(left to right) presenters Angelica Lara and Cheyenne Wyzzard-Jones
(left to right) Presenters Angelica Lara and Cheyenne Wyzzard-Jones

“It’s important to realize that there’s a lot of work that’s been done before, in order for this to become a problem in the United States in the first place; there’s a history.” —Angelica Lara

The session started off with the presenters detailing the history of white supremacy to the group. Then, to get the group interacting, the presenters read a definition of white supremacy, and they asked the group to choose the words that struck them the most in the definition. Words like “dominate,” “belief,” and “superior” came up, allowing group members to discuss their thoughts and personal experiences.

Afterwards the group played a game where each member received two cards: the one that they couldn’t see on their forehead represented how people perceived them, and one that they saw and kept in their pocket represented how they felt about themselves. After interacting with each other, and lining up in the order of how they felt they were treated, members of the group unpacked feelings about perception, and discussed how a person feels on the inside isn’t necessarily reflected on the outside.

“Remember: white supremacy is not a shark; it’s the water.”

The most moving part of the session came when the presenters let the members of the group speak freely. Students expressed how they felt about the terrorist attack in El Paso, Texas. They voiced outrage and sadness, and they communicated an overwhelming feeling to take action. Faculty and staff members expressed a deep concern for their students, and the country, and they explained how those feelings were connected to a profound desire to see more diversity within John Jay’s faculty and staff. A member of the group, who was not a person of color, expressed how important it was for an ally to listen more than they spoke.
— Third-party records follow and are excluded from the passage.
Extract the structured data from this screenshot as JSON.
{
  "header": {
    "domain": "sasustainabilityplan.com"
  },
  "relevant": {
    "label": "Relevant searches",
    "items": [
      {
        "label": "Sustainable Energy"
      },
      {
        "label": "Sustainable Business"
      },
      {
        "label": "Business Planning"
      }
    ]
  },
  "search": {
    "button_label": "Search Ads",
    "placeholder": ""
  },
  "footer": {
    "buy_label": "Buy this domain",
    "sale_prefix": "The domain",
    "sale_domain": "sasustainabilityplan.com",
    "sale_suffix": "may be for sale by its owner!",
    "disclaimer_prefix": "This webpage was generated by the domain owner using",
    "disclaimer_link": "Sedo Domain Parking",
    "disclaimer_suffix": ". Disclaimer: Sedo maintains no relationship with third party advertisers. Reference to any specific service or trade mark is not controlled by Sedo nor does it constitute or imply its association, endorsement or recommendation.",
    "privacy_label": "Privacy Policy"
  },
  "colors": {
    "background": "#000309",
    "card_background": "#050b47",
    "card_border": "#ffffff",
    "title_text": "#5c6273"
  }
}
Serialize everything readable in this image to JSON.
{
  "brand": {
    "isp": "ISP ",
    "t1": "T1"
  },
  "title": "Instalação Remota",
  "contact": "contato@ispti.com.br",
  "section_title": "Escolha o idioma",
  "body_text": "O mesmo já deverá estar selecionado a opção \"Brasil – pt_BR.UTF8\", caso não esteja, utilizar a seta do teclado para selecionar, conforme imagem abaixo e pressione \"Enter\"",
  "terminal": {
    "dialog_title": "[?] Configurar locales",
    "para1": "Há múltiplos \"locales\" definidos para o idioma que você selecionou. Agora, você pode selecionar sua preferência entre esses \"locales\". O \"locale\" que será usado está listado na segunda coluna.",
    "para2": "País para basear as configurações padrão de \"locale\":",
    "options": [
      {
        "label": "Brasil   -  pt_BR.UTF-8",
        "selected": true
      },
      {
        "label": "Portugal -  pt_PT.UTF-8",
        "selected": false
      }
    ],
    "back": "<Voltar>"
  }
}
And, the evening ended with one group member reciting a lyric about white supremacy. “Remember: white supremacy is not a shark; it’s the water.”

View the full list of Latinx Heritage Month Events